In schools, you’ll work with teachers, special educators, staff and parents to develop and carry out individual and group programs, provide counseling and support classroom activities. In medical facilities, you’ll interact and work with doctors, social workers, psychologists and other therapists.
Speech Pathology Degree Programs
A master’s degree is required to work as a speech pathologist. Certain undergraduate coursework may be required, but each program will differ. You can expect a speech pathology program to take approximately two years to complete. While in school, some of the course topics you may cover include:
- Cognition and neural bases
- School-age language disorders
- Hearing screenings
- Speech pathology diagnoses
If you plan to apply for federal financial aid or earn a doctorate in the future, you’ll want to ensure your school is accredited by the Council on Academic Accreditation, part of the American Speech-Language-Hearing Association.
Speech-language pathologists can earn the Certificate of Clinical Competence in Speech-Language Pathology (CCC-SLP) offered by the American Speech-Language-Hearing Association (ASHA). Certification shows potential employers your commitment to your field.
Related careers, which you’ll learn about from interacting with them during your work in speech pathology, include audiology, occupational therapy, physical and recreational therapy.

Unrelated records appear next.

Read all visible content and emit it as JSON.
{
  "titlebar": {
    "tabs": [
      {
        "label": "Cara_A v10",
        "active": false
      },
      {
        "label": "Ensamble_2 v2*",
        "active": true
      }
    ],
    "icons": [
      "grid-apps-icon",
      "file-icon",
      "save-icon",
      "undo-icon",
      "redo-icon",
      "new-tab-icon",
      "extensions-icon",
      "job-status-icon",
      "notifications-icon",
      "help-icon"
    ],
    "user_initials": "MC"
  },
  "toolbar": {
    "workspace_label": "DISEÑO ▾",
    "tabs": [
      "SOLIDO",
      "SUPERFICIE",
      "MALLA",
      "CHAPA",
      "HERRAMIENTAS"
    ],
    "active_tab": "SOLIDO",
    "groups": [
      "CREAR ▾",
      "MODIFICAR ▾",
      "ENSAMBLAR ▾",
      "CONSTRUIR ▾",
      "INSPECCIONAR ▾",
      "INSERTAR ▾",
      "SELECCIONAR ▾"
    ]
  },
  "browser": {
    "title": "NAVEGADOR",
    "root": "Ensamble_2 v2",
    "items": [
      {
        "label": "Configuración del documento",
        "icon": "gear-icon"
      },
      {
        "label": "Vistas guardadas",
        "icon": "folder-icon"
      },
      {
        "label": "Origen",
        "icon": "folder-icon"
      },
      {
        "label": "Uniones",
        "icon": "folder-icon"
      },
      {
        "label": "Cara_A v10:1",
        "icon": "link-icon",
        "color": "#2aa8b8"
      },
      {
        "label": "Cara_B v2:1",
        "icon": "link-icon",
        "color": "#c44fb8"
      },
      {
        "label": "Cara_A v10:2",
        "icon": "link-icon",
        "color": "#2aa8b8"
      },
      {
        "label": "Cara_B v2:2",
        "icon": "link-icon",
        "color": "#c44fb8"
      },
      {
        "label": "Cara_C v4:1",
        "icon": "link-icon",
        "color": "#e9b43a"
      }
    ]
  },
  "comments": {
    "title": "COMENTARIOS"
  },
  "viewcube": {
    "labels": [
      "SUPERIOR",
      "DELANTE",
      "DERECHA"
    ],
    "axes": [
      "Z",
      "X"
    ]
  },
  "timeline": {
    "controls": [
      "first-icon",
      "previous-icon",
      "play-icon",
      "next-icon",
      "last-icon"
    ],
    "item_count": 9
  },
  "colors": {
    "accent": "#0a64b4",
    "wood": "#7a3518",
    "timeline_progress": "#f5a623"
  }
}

*The salary information listed is based on a national average, unless noted. Actual salaries may vary greatly based on specialization within the field, location, years of experience and other factors.